Latest COVID-19 impacts—Qld national parks, state forests and recreation areas. Check the latest information and updates.
Nature, culture and history
Protecting the headwaters of Tingalpa Creek, Buhot Creek and their tributaries, the area’s riparian forest provides vital habitat for turtles, water rats, platypus, water dragons and frogs, including the vulnerable tusked frog.
Open eucalypt forests, melaleuca wetland and patches of lowland rainforest are home to possums, gliders, powerful owls, glossy black-cockatoos, swamp and red-necked wallabies, and a variety of reptiles and other birds.

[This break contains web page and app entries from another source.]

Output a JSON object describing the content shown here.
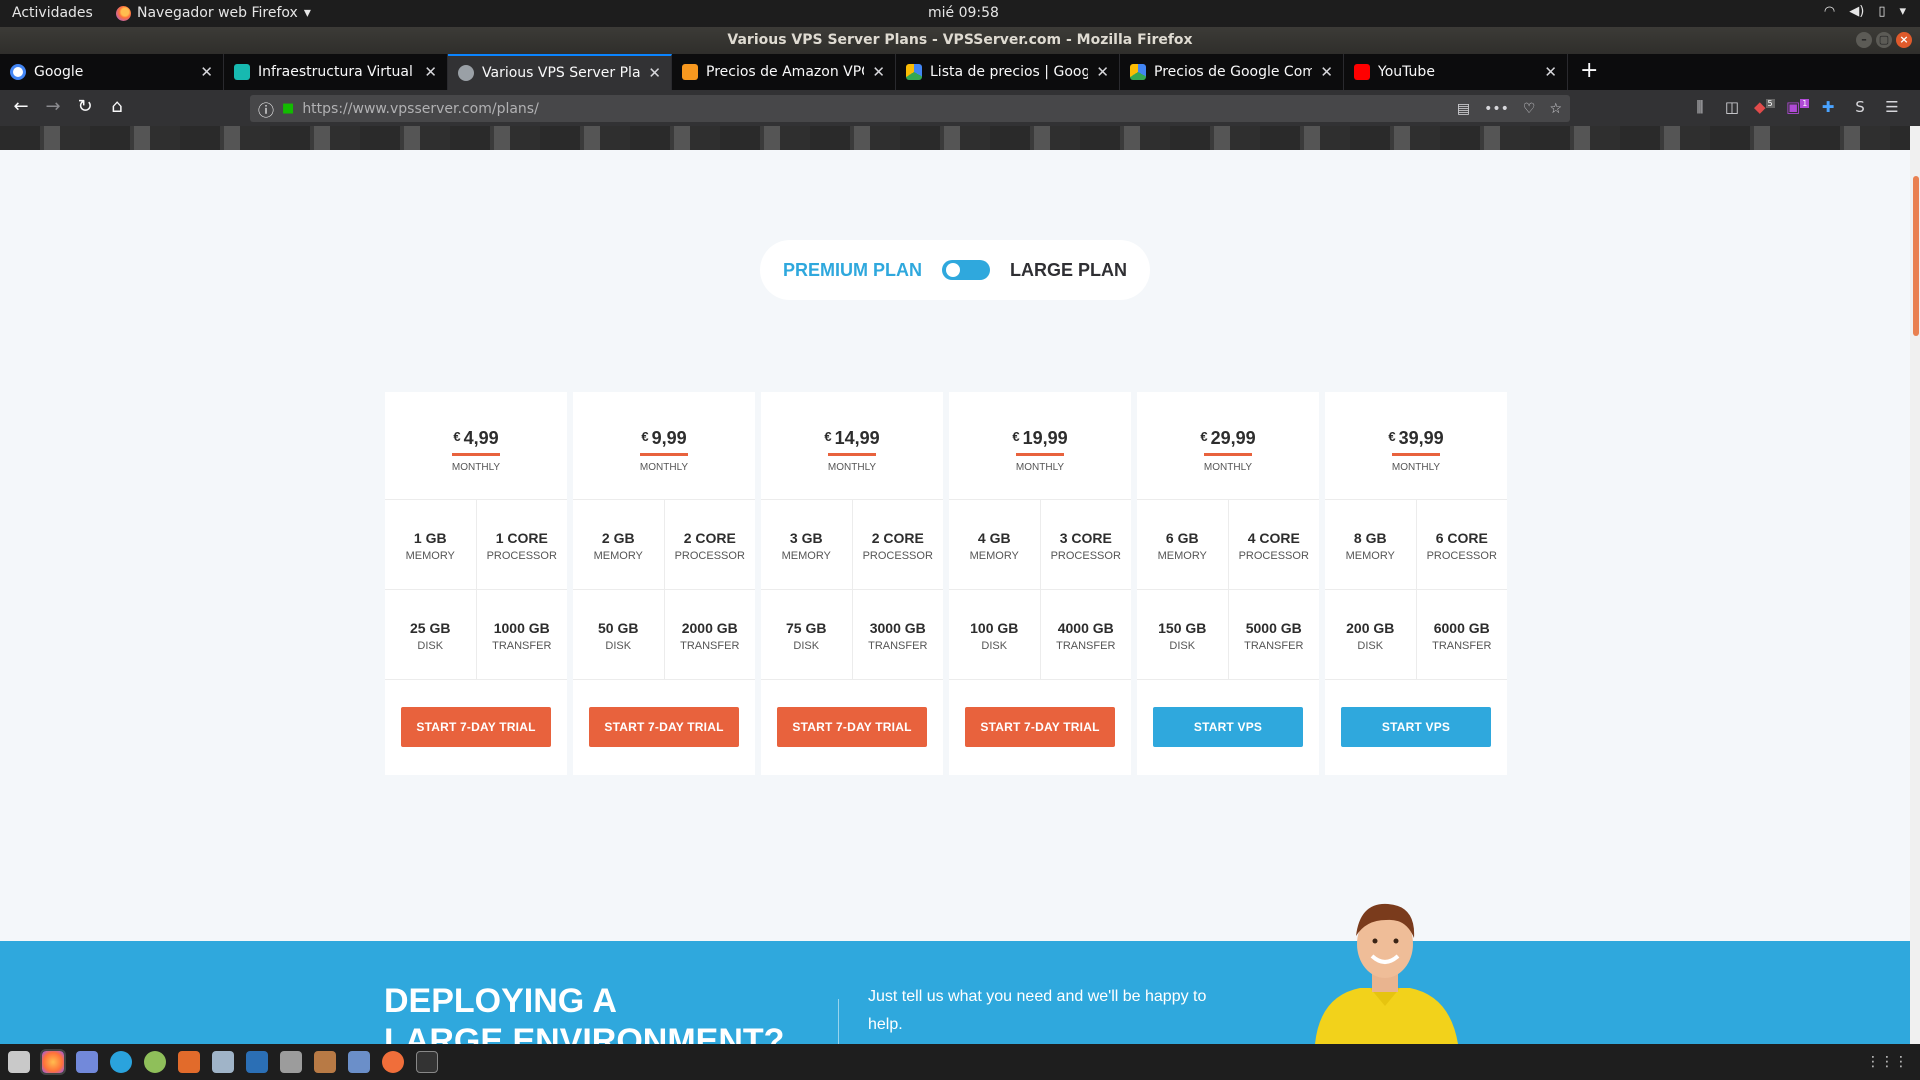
{
  "system": {
    "activities": "Actividades",
    "app_name": "Navegador web Firefox",
    "clock": "mié 09:58"
  },
  "window": {
    "title": "Various VPS Server Plans - VPSServer.com - Mozilla Firefox"
  },
  "tabs": [
    {
      "title": "Google",
      "favicon_color": "#4285f4"
    },
    {
      "title": "Infraestructura Virtual b",
      "favicon_color": "#17b9b0"
    },
    {
      "title": "Various VPS Server Plans",
      "favicon_color": "#9aa0a6"
    },
    {
      "title": "Precios de Amazon VPC",
      "favicon_color": "#f7981f"
    },
    {
      "title": "Lista de precios  |  Googl",
      "favicon_color": "#4285f4"
    },
    {
      "title": "Precios de Google Comp",
      "favicon_color": "#4285f4"
    },
    {
      "title": "YouTube",
      "favicon_color": "#ff0000"
    }
  ],
  "navbar": {
    "url": "https://www.vpsserver.com/plans/"
  },
  "toggle": {
    "premium_label": "PREMIUM PLAN",
    "large_label": "LARGE PLAN"
  },
  "plans": [
    {
      "currency": "€",
      "price": "4,99",
      "period": "MONTHLY",
      "memory": "1 GB",
      "memory_label": "MEMORY",
      "cpu": "1 CORE",
      "cpu_label": "PROCESSOR",
      "disk": "25 GB",
      "disk_label": "DISK",
      "transfer": "1000 GB",
      "transfer_label": "TRANSFER",
      "button": "START 7-DAY TRIAL",
      "button_color": "orange"
    },
    {
      "currency": "€",
      "price": "9,99",
      "period": "MONTHLY",
      "memory": "2 GB",
      "memory_label": "MEMORY",
      "cpu": "2 CORE",
      "cpu_label": "PROCESSOR",
      "disk": "50 GB",
      "disk_label": "DISK",
      "transfer": "2000 GB",
      "transfer_label": "TRANSFER",
      "button": "START 7-DAY TRIAL",
      "button_color": "orange"
    },
    {
      "currency": "€",
      "price": "14,99",
      "period": "MONTHLY",
      "memory": "3 GB",
      "memory_label": "MEMORY",
      "cpu": "2 CORE",
      "cpu_label": "PROCESSOR",
      "disk": "75 GB",
      "disk_label": "DISK",
      "transfer": "3000 GB",
      "transfer_label": "TRANSFER",
      "button": "START 7-DAY TRIAL",
      "button_color": "orange"
    },
    {
      "currency": "€",
      "price": "19,99",
      "period": "MONTHLY",
      "memory": "4 GB",
      "memory_label": "MEMORY",
      "cpu": "3 CORE",
      "cpu_label": "PROCESSOR",
      "disk": "100 GB",
      "disk_label": "DISK",
      "transfer": "4000 GB",
      "transfer_label": "TRANSFER",
      "button": "START 7-DAY TRIAL",
      "button_color": "orange"
    },
    {
      "currency": "€",
      "price": "29,99",
      "period": "MONTHLY",
      "memory": "6 GB",
      "memory_label": "MEMORY",
      "cpu": "4 CORE",
      "cpu_label": "PROCESSOR",
      "disk": "150 GB",
      "disk_label": "DISK",
      "transfer": "5000 GB",
      "transfer_label": "TRANSFER",
      "button": "START VPS",
      "button_color": "blue"
    },
    {
      "currency": "€",
      "price": "39,99",
      "period": "MONTHLY",
      "memory": "8 GB",
      "memory_label": "MEMORY",
      "cpu": "6 CORE",
      "cpu_label": "PROCESSOR",
      "disk": "200 GB",
      "disk_label": "DISK",
      "transfer": "6000 GB",
      "transfer_label": "TRANSFER",
      "button": "START VPS",
      "button_color": "blue"
    }
  ],
  "section": {
    "heading_line1": "DEPLOYING A",
    "heading_line2": "LARGE ENVIRONMENT?",
    "tell_text": "Just tell us what you need and we'll be happy to help."
  },
  "badges": {
    "ublock": "5",
    "container": "1"
  },
  "colors": {
    "accent_orange": "#e8623d",
    "accent_blue": "#2fa8dd"
  }
}
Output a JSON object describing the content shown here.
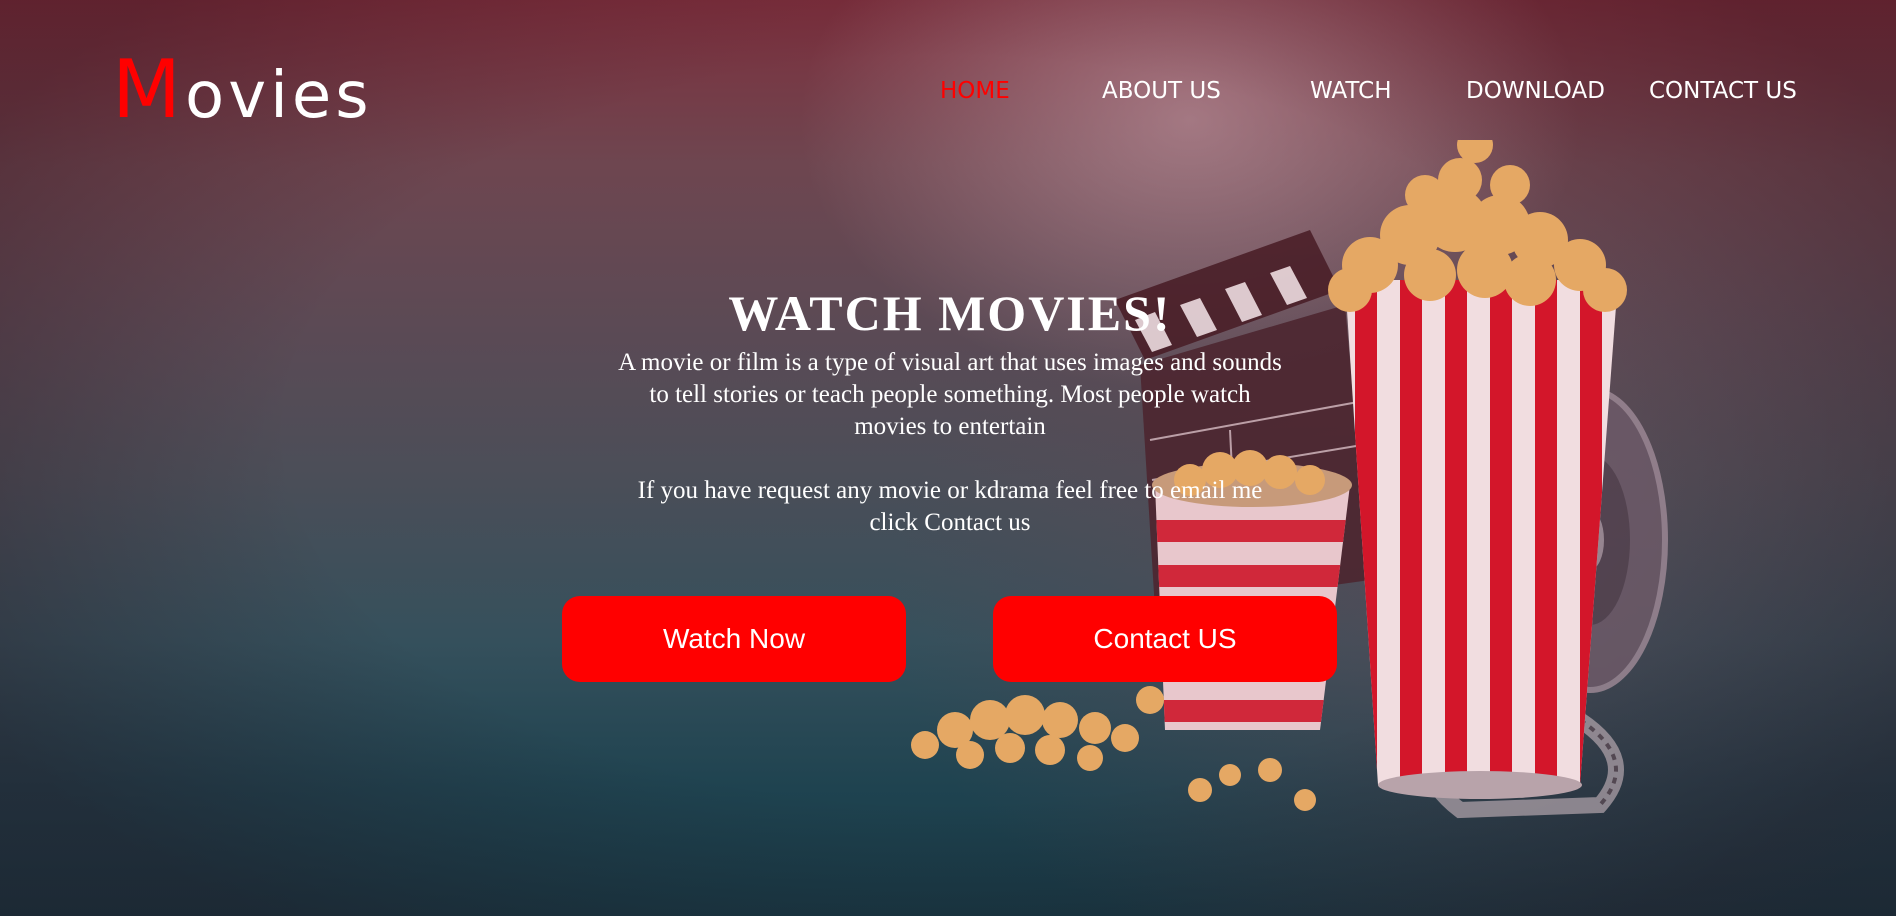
{
  "logo": {
    "first_letter": "M",
    "rest": "ovies"
  },
  "nav": [
    {
      "label": "HOME",
      "active": true
    },
    {
      "label": "ABOUT US",
      "active": false
    },
    {
      "label": "WATCH",
      "active": false
    },
    {
      "label": "DOWNLOAD",
      "active": false
    },
    {
      "label": "CONTACT US",
      "active": false
    }
  ],
  "hero": {
    "title": "WATCH MOVIES!",
    "paragraph1": "A movie or film is a type of visual art that uses images and sounds to tell stories or teach people something. Most people watch movies to entertain",
    "paragraph2": "If you have request any movie or kdrama feel free to email me click Contact us"
  },
  "buttons": {
    "watch_now": "Watch Now",
    "contact": "Contact US"
  },
  "colors": {
    "accent": "#ff0000",
    "text": "#ffffff",
    "bg_top": "#7d2f3d",
    "bg_bottom": "#163a46"
  },
  "icons": [
    "popcorn-bucket-image",
    "clapperboard-image",
    "film-reel-image"
  ]
}
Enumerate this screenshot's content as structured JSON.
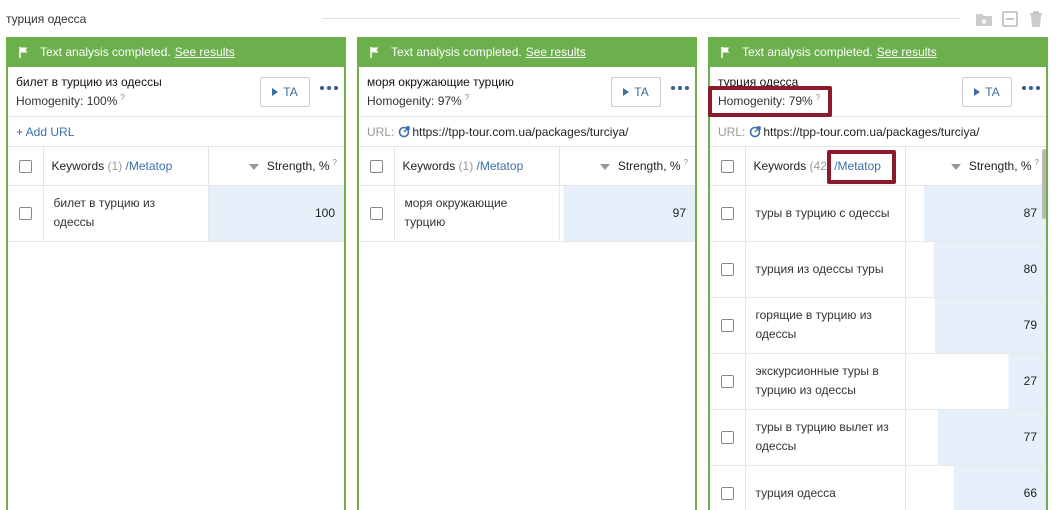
{
  "group": {
    "title": "турция одесса"
  },
  "top_icons": [
    "folder-add-icon",
    "collapse-icon",
    "trash-icon"
  ],
  "cards": [
    {
      "status_text": "Text analysis completed.",
      "status_link": "See results",
      "query": "билет в турцию из одессы",
      "homogenity": "Homogenity: 100%",
      "ta_label": "TA",
      "url_label": "",
      "url": "",
      "add_url": "+ Add URL",
      "kw_label": "Keywords",
      "kw_count": "(1)",
      "meta_label": "/Metatop",
      "strength_label": "Strength, %",
      "rows": [
        {
          "keyword": "билет в турцию из одессы",
          "strength": 100
        }
      ]
    },
    {
      "status_text": "Text analysis completed.",
      "status_link": "See results",
      "query": "моря окружающие турцию",
      "homogenity": "Homogenity: 97%",
      "ta_label": "TA",
      "url_label": "URL:",
      "url": "https://tpp-tour.com.ua/packages/turciya/",
      "add_url": "",
      "kw_label": "Keywords",
      "kw_count": "(1)",
      "meta_label": "/Metatop",
      "strength_label": "Strength, %",
      "rows": [
        {
          "keyword": "моря окружающие турцию",
          "strength": 97
        }
      ]
    },
    {
      "status_text": "Text analysis completed.",
      "status_link": "See results",
      "query": "турция одесса",
      "homogenity": "Homogenity: 79%",
      "ta_label": "TA",
      "url_label": "URL:",
      "url": "https://tpp-tour.com.ua/packages/turciya/",
      "add_url": "",
      "kw_label": "Keywords",
      "kw_count": "(42)",
      "meta_label": "/Metatop",
      "strength_label": "Strength, %",
      "rows": [
        {
          "keyword": "туры в турцию с одессы",
          "strength": 87
        },
        {
          "keyword": "турция из одессы туры",
          "strength": 80
        },
        {
          "keyword": "горящие в турцию из одессы",
          "strength": 79
        },
        {
          "keyword": "экскурсионные туры в турцию из одессы",
          "strength": 27
        },
        {
          "keyword": "туры в турцию вылет из одессы",
          "strength": 77
        },
        {
          "keyword": "турция одесса",
          "strength": 66
        }
      ]
    }
  ],
  "colors": {
    "accent_green": "#6bb04c",
    "link_blue": "#3a6fa8",
    "highlight": "#8b1a2b",
    "bar_fill": "#e6effa"
  }
}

As the name suggests, the KBCCA also protects important koala habitat. As you explore, look for tell-tale scratch marks left by resident koalas on their food trees—tallowwood, small-fruited grey gum, Queensland blue gum, red mahogany and Queensland white stringybark.
Under Queensland’s Nature Conservation Act 1992, koalas are listed as ‘regionally vulnerable’ in the South East Queensland Bioregion (New South Wales border to Gladstone, and west to Toowoomba). Outside of this bioregion the koala is 'of least concern' (common) in Queensland but still protected.
In the national context, in 2012, the Commonwealth Government listed the koala as ‘vulnerable’ in Queensland under the Environment Protection and Biodiversity Conservation Act 1999 (Commonwealth).
Koalas are more secure throughout the rest of Queensland but this could change unless care is taken to protect their remaining habitat and reduce some of the threats posed by people. Many koalas are killed or injured by vehicle strikes or dog attacks , some drown in backyard pools and others are affected by disease or natural predators. Find out more about koalas.
- Planned upgrades to fire breaks in Daisy Hill Conservation Park 11 December 2020 to 29 January 2021
- Visitor Facilities Upgrades Starting Soon 22 February to 7 May 2021